- Acting recklessly: If a person is aware that their actions can cause injury, but chooses to pursue action anyway
Penalties in New Jersey for Domestic Violence and Simple Assault
Simple assaults are typically classified in two ways. The first is as a disorderly persons offense which typically occurs when one person in the party was assaulted. If convicted, a defendant may have to pay a fine from $0 to $1000, make restitution or both. The defendant may also have to pay court costs and a domestic violence surcharge of $100.
The second classification is categorized as a petty disorderly persons offense. In this instance, both parties are considered to have actively taken part in the fight. A fine of $500 could be collected in addition to court costs and possible jail time not to exceed six months.
Penalties in New Jersey for Domestic Violence and Aggravated Assault
Aggravated assault is a more serious offense and can be charged as a 2nd, 3rd, or 4th-degree offense. How a person will be charged is based on the specifics of their case. However, there are a few conditions that greatly improve your chances of being charged with aggravated assault. Are you interested in aggravated assault charges in New Jersey? This blog post can offer insight into aggravated assault charges and penalties.
What is a Temporary Restraining Order (TRO)?
After a complaint has been filed it will be processed and heard before a judge, If the judge feels that the complaint falls within the guidelines of domestic violence, the victim can be issued a Temporary Restraining Order or TRO.
In order to protect the victim from the defendant, the TRO may include specific criteria that the abuser must comply with. Specifics will vary on a case to case basis but typically the abuser is forbidden to have any contact or communication with the victim or their relatives via telephone or in writing. In addition, the abuser may not make or cause anyone else to make contact on their behalf.
The alleged abuser may also be required to reimburse the victim for medical expenses or pay temporary child support to the victim.
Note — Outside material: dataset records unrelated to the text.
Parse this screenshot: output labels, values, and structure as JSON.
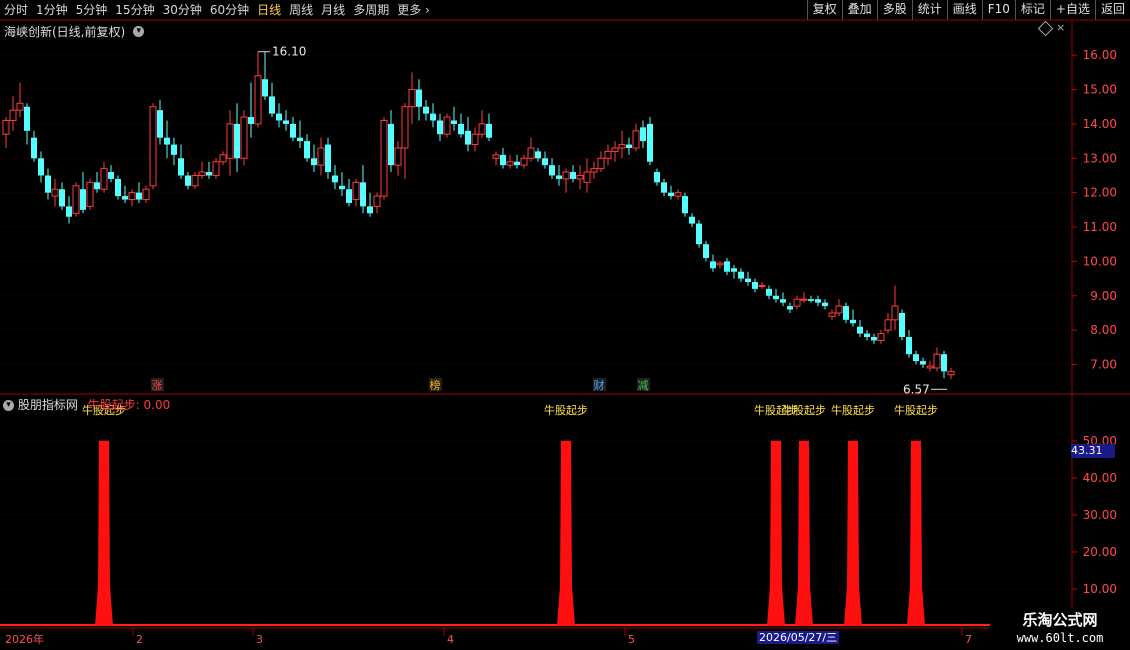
{
  "toolbar": {
    "periods": [
      "分时",
      "1分钟",
      "5分钟",
      "15分钟",
      "30分钟",
      "60分钟",
      "日线",
      "周线",
      "月线",
      "多周期",
      "更多"
    ],
    "active_period": "日线",
    "more_arrow": "›",
    "actions": [
      "复权",
      "叠加",
      "多股",
      "统计",
      "画线",
      "F10",
      "标记",
      "+自选",
      "返回"
    ]
  },
  "main_panel": {
    "stock_label": "海峡创新(日线,前复权)",
    "high_label": "16.10",
    "low_label": "6.57"
  },
  "indicator_panel": {
    "name": "股朋指标网",
    "value_text": "牛股起步: 0.00",
    "signal_text": "牛股起步",
    "current_value": "43.31"
  },
  "events": [
    {
      "label": "涨",
      "color": "#ff4040"
    },
    {
      "label": "榜",
      "color": "#ffb000"
    },
    {
      "label": "财",
      "color": "#4aa0ff"
    },
    {
      "label": "减",
      "color": "#40c040"
    }
  ],
  "footer": {
    "start_label": "2026年",
    "month_labels": [
      "2",
      "3",
      "4",
      "5",
      "7"
    ],
    "cursor_date": "2026/05/27/三",
    "logo_text": "乐淘公式网",
    "logo_url": "www.60lt.com"
  },
  "chart_data": [
    {
      "type": "candlestick",
      "title": "海峡创新(日线,前复权)",
      "ylim": [
        6.2,
        16.5
      ],
      "y_ticks": [
        7.0,
        8.0,
        9.0,
        10.0,
        11.0,
        12.0,
        13.0,
        14.0,
        15.0,
        16.0
      ],
      "up_color": "#ff3b3b",
      "down_color": "#54ffff",
      "series": [
        {
          "name": "K",
          "ohlc": [
            [
              13.7,
              14.2,
              13.3,
              14.1
            ],
            [
              14.1,
              14.8,
              13.8,
              14.4
            ],
            [
              14.4,
              15.2,
              14.2,
              14.6
            ],
            [
              14.5,
              14.6,
              13.4,
              13.8
            ],
            [
              13.6,
              13.8,
              12.9,
              13.0
            ],
            [
              13.0,
              13.2,
              12.3,
              12.5
            ],
            [
              12.5,
              12.7,
              11.8,
              12.0
            ],
            [
              11.9,
              12.4,
              11.6,
              12.1
            ],
            [
              12.1,
              12.3,
              11.5,
              11.6
            ],
            [
              11.6,
              11.9,
              11.1,
              11.3
            ],
            [
              11.4,
              12.3,
              11.3,
              12.2
            ],
            [
              12.1,
              12.6,
              11.4,
              11.5
            ],
            [
              11.6,
              12.4,
              11.5,
              12.3
            ],
            [
              12.3,
              12.6,
              12.0,
              12.1
            ],
            [
              12.1,
              12.9,
              12.0,
              12.7
            ],
            [
              12.6,
              12.8,
              12.3,
              12.4
            ],
            [
              12.4,
              12.5,
              11.8,
              11.9
            ],
            [
              11.9,
              12.2,
              11.7,
              11.8
            ],
            [
              11.8,
              12.1,
              11.6,
              12.0
            ],
            [
              12.0,
              12.3,
              11.7,
              11.8
            ],
            [
              11.8,
              12.2,
              11.7,
              12.1
            ],
            [
              12.2,
              14.6,
              12.1,
              14.5
            ],
            [
              14.4,
              14.7,
              13.4,
              13.6
            ],
            [
              13.6,
              14.1,
              13.0,
              13.4
            ],
            [
              13.4,
              13.6,
              12.8,
              13.1
            ],
            [
              13.0,
              13.4,
              12.4,
              12.5
            ],
            [
              12.5,
              12.6,
              12.1,
              12.2
            ],
            [
              12.2,
              12.6,
              12.1,
              12.5
            ],
            [
              12.5,
              12.9,
              12.4,
              12.6
            ],
            [
              12.6,
              12.9,
              12.4,
              12.5
            ],
            [
              12.5,
              13.0,
              12.4,
              12.9
            ],
            [
              12.9,
              13.2,
              12.8,
              13.1
            ],
            [
              13.0,
              14.4,
              12.5,
              14.0
            ],
            [
              14.0,
              14.6,
              12.6,
              13.0
            ],
            [
              13.0,
              14.4,
              12.8,
              14.2
            ],
            [
              14.2,
              15.2,
              13.6,
              14.0
            ],
            [
              14.0,
              16.1,
              13.9,
              15.4
            ],
            [
              15.3,
              16.1,
              14.7,
              14.8
            ],
            [
              14.8,
              15.2,
              14.2,
              14.3
            ],
            [
              14.3,
              14.6,
              13.9,
              14.1
            ],
            [
              14.1,
              14.4,
              13.8,
              14.0
            ],
            [
              14.0,
              14.2,
              13.5,
              13.6
            ],
            [
              13.6,
              14.1,
              13.3,
              13.5
            ],
            [
              13.5,
              13.7,
              12.9,
              13.0
            ],
            [
              13.0,
              13.4,
              12.6,
              12.8
            ],
            [
              12.8,
              13.6,
              12.5,
              13.3
            ],
            [
              13.4,
              13.6,
              12.4,
              12.6
            ],
            [
              12.5,
              12.8,
              12.1,
              12.3
            ],
            [
              12.2,
              12.6,
              11.9,
              12.1
            ],
            [
              12.1,
              12.4,
              11.6,
              11.7
            ],
            [
              11.8,
              12.4,
              11.6,
              12.3
            ],
            [
              12.3,
              12.8,
              11.4,
              11.6
            ],
            [
              11.6,
              12.0,
              11.3,
              11.4
            ],
            [
              11.6,
              12.0,
              11.4,
              11.9
            ],
            [
              11.9,
              14.2,
              11.8,
              14.1
            ],
            [
              14.0,
              14.4,
              12.6,
              12.8
            ],
            [
              12.8,
              13.5,
              12.5,
              13.3
            ],
            [
              13.3,
              14.6,
              12.4,
              14.5
            ],
            [
              14.5,
              15.5,
              14.0,
              15.0
            ],
            [
              15.0,
              15.3,
              14.1,
              14.5
            ],
            [
              14.5,
              14.7,
              14.1,
              14.3
            ],
            [
              14.3,
              14.6,
              13.9,
              14.1
            ],
            [
              14.1,
              14.3,
              13.5,
              13.7
            ],
            [
              13.7,
              14.3,
              13.6,
              14.2
            ],
            [
              14.1,
              14.5,
              13.8,
              14.0
            ],
            [
              14.0,
              14.3,
              13.6,
              13.7
            ],
            [
              13.8,
              14.2,
              13.2,
              13.4
            ],
            [
              13.4,
              13.9,
              13.2,
              13.7
            ],
            [
              13.7,
              14.4,
              13.6,
              14.0
            ],
            [
              14.0,
              14.3,
              13.5,
              13.6
            ],
            [
              13.0,
              13.2,
              12.8,
              13.1
            ],
            [
              13.1,
              13.3,
              12.7,
              12.8
            ],
            [
              12.8,
              13.1,
              12.7,
              12.9
            ],
            [
              12.9,
              13.1,
              12.7,
              12.8
            ],
            [
              12.8,
              13.1,
              12.7,
              13.0
            ],
            [
              13.0,
              13.6,
              12.9,
              13.3
            ],
            [
              13.2,
              13.3,
              12.9,
              13.0
            ],
            [
              13.0,
              13.2,
              12.7,
              12.8
            ],
            [
              12.8,
              13.0,
              12.4,
              12.5
            ],
            [
              12.5,
              12.8,
              12.2,
              12.4
            ],
            [
              12.4,
              12.7,
              12.0,
              12.6
            ],
            [
              12.6,
              12.8,
              12.3,
              12.4
            ],
            [
              12.4,
              12.8,
              12.1,
              12.5
            ],
            [
              12.3,
              13.0,
              12.0,
              12.6
            ],
            [
              12.6,
              12.9,
              12.4,
              12.7
            ],
            [
              12.7,
              13.2,
              12.6,
              13.0
            ],
            [
              13.0,
              13.4,
              12.8,
              13.2
            ],
            [
              13.2,
              13.5,
              12.9,
              13.3
            ],
            [
              13.3,
              13.8,
              13.0,
              13.4
            ],
            [
              13.4,
              13.6,
              13.1,
              13.3
            ],
            [
              13.3,
              14.0,
              13.2,
              13.8
            ],
            [
              13.9,
              14.1,
              13.3,
              13.5
            ],
            [
              14.0,
              14.2,
              12.8,
              12.9
            ],
            [
              12.6,
              12.7,
              12.2,
              12.3
            ],
            [
              12.3,
              12.4,
              11.9,
              12.0
            ],
            [
              12.0,
              12.2,
              11.8,
              11.9
            ],
            [
              11.9,
              12.1,
              11.8,
              12.0
            ],
            [
              11.9,
              12.0,
              11.3,
              11.4
            ],
            [
              11.3,
              11.4,
              11.0,
              11.1
            ],
            [
              11.1,
              11.2,
              10.4,
              10.5
            ],
            [
              10.5,
              10.6,
              10.0,
              10.1
            ],
            [
              10.0,
              10.2,
              9.7,
              9.8
            ],
            [
              9.9,
              10.0,
              9.8,
              9.95
            ],
            [
              10.0,
              10.1,
              9.6,
              9.7
            ],
            [
              9.8,
              9.9,
              9.5,
              9.7
            ],
            [
              9.7,
              9.8,
              9.4,
              9.5
            ],
            [
              9.5,
              9.7,
              9.3,
              9.4
            ],
            [
              9.4,
              9.5,
              9.1,
              9.2
            ],
            [
              9.3,
              9.4,
              9.2,
              9.3
            ],
            [
              9.2,
              9.3,
              8.9,
              9.0
            ],
            [
              9.0,
              9.2,
              8.8,
              8.9
            ],
            [
              8.9,
              9.1,
              8.7,
              8.8
            ],
            [
              8.7,
              8.8,
              8.5,
              8.6
            ],
            [
              8.7,
              9.0,
              8.6,
              8.9
            ],
            [
              8.9,
              9.1,
              8.8,
              8.9
            ],
            [
              8.9,
              9.0,
              8.8,
              8.85
            ],
            [
              8.9,
              9.0,
              8.7,
              8.8
            ],
            [
              8.8,
              8.9,
              8.6,
              8.7
            ],
            [
              8.4,
              8.6,
              8.3,
              8.5
            ],
            [
              8.5,
              8.9,
              8.4,
              8.7
            ],
            [
              8.7,
              8.8,
              8.2,
              8.3
            ],
            [
              8.3,
              8.6,
              8.1,
              8.2
            ],
            [
              8.1,
              8.3,
              7.8,
              7.9
            ],
            [
              7.9,
              8.0,
              7.7,
              7.8
            ],
            [
              7.8,
              7.9,
              7.6,
              7.7
            ],
            [
              7.7,
              8.0,
              7.6,
              7.9
            ],
            [
              8.0,
              8.5,
              7.9,
              8.3
            ],
            [
              8.3,
              9.3,
              8.0,
              8.7
            ],
            [
              8.5,
              8.6,
              7.7,
              7.8
            ],
            [
              7.8,
              8.0,
              7.2,
              7.3
            ],
            [
              7.3,
              7.4,
              7.0,
              7.1
            ],
            [
              7.1,
              7.2,
              6.9,
              7.0
            ],
            [
              6.9,
              7.1,
              6.8,
              6.95
            ],
            [
              6.9,
              7.5,
              6.8,
              7.3
            ],
            [
              7.3,
              7.4,
              6.6,
              6.8
            ],
            [
              6.7,
              6.9,
              6.57,
              6.8
            ]
          ]
        }
      ]
    },
    {
      "type": "bar",
      "title": "股朋指标网",
      "ylim": [
        0,
        57
      ],
      "y_ticks": [
        10.0,
        20.0,
        30.0,
        40.0,
        50.0
      ],
      "series": [
        {
          "name": "牛股起步",
          "values": [
            0,
            0,
            0,
            0,
            0,
            0,
            0,
            0,
            0,
            0,
            0,
            0,
            0,
            0,
            0,
            0,
            0,
            0,
            0,
            0,
            0,
            0,
            0,
            0,
            0,
            0,
            0,
            0,
            0,
            0,
            0,
            0,
            0,
            0,
            0,
            0,
            0,
            0,
            0,
            0,
            0,
            0,
            0,
            0,
            0,
            0,
            0,
            0,
            0,
            0,
            0,
            0,
            0,
            0,
            0,
            0,
            0,
            0,
            0,
            0,
            0,
            0,
            0,
            0,
            0,
            0,
            0,
            0,
            0,
            0,
            0,
            0,
            0,
            0,
            0,
            0,
            0,
            0,
            0,
            0,
            0,
            0,
            0,
            0,
            0,
            0,
            0,
            0,
            0,
            0,
            0,
            0,
            0,
            0,
            0,
            0,
            0,
            0,
            0,
            0,
            0,
            0,
            0,
            0,
            0,
            0,
            0,
            0,
            0,
            0,
            0,
            0,
            0,
            0,
            0,
            0,
            0,
            0,
            0,
            0,
            0,
            0,
            0,
            0,
            0,
            0,
            0,
            0,
            0,
            0,
            0,
            0,
            0,
            0,
            0,
            0,
            0,
            0,
            0,
            0,
            0
          ]
        }
      ],
      "signals": [
        {
          "bar": 14,
          "value": 50
        },
        {
          "bar": 80,
          "value": 50
        },
        {
          "bar": 110,
          "value": 50
        },
        {
          "bar": 114,
          "value": 50
        },
        {
          "bar": 121,
          "value": 50
        },
        {
          "bar": 130,
          "value": 50
        }
      ]
    }
  ]
}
In cases that involve children, the victim may be given temporary custody and given exclusive possession of their residence.
If a TRO is issued it is the victim’s responsibility to bring the documents to their local police department.
What if a Restraining Order is Violated?
If the alleged abuser violated the restraining order the victim can sign a criminal “Contempt of a Restraining Order” at their local police department or municipal court. This complaint can lead to the arrest of the accused.
Because of the serious implications of domestic abuse allegations, having an experienced criminal defense attorney like Aita Law LLC is essential.
If you have been the victim of domestic violence and want to talk to someone in your area, you can visit this website to find help in your county.
If circumstances require your presence in court, this website offers support and information in both English and Spanish to help you prepare.
In an emergency, victims should call 911. In non-emergency situations, victims can call the National Domestic Violence Hotline at 1-800-799-SAFE or visit www.TheHotline.org